Picks and Pans Review: Sacred Monster
updated 11/06/1989 AT 01:00 AM EST
•originally published 11/06/1989 AT 01:00 AM EST
Donald Westlake has been writing novels for more than 30 years. The best of them involve the comic crime capers of the inept but determined Dortmunder gang The Hot Rock) and the brutal exploits of a gun-for-hire named Parker (Point Blank).
Recently, however, Westlake has focused on stories and situations hardly worth a nod of his talent. The dreadful Sacred Monster, following the equally dreadful Trust Me on This (a spoof about supermarket tabloids), is the latest example of this creative detour.
Sacred Monster trusts us into the shaky hands of Jack Pine, an alcoholic movie star, who uses an interview as a launch pad into his clouded, scandalous, yet totally uninteresting past. The litany of bed-hopping, drug orgies, enemies embraced for the price of fame has been better told in at least 100 other novels. Pine is too lightweight to hold the narrative of a full-length novel.

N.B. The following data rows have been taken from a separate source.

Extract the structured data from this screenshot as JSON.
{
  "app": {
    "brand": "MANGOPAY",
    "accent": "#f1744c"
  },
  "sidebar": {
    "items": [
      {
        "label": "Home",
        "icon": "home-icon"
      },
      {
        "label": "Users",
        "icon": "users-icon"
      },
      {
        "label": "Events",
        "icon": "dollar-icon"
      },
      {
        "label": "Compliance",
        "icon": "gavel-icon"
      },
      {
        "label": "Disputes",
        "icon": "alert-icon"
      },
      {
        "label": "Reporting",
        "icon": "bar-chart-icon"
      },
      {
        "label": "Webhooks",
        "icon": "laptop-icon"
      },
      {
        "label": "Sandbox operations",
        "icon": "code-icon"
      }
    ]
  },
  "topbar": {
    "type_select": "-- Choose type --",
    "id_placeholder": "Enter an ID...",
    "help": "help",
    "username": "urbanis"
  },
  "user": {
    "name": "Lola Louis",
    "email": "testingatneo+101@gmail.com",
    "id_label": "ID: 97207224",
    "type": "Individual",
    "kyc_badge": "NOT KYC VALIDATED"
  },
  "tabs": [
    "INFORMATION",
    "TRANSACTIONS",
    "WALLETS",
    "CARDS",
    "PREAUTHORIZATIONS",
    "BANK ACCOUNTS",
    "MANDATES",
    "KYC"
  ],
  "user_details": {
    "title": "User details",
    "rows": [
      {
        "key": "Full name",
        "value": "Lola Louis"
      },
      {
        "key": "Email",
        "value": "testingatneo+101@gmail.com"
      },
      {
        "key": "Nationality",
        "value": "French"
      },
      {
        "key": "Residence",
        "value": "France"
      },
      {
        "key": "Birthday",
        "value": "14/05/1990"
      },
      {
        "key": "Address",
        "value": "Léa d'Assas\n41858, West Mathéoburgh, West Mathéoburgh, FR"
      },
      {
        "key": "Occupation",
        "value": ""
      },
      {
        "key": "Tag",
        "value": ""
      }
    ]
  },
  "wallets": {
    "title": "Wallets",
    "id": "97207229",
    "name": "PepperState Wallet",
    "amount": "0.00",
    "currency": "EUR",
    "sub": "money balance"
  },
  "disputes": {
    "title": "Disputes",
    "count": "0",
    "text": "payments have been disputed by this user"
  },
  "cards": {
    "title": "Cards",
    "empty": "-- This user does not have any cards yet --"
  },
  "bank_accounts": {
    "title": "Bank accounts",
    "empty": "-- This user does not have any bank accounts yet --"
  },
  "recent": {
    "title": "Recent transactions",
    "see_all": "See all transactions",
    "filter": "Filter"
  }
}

Westlake sets out to portray Hollywood as the viper's nest. To say he has failed miserably would be polite understatement. (Mysterious Press, $17.95)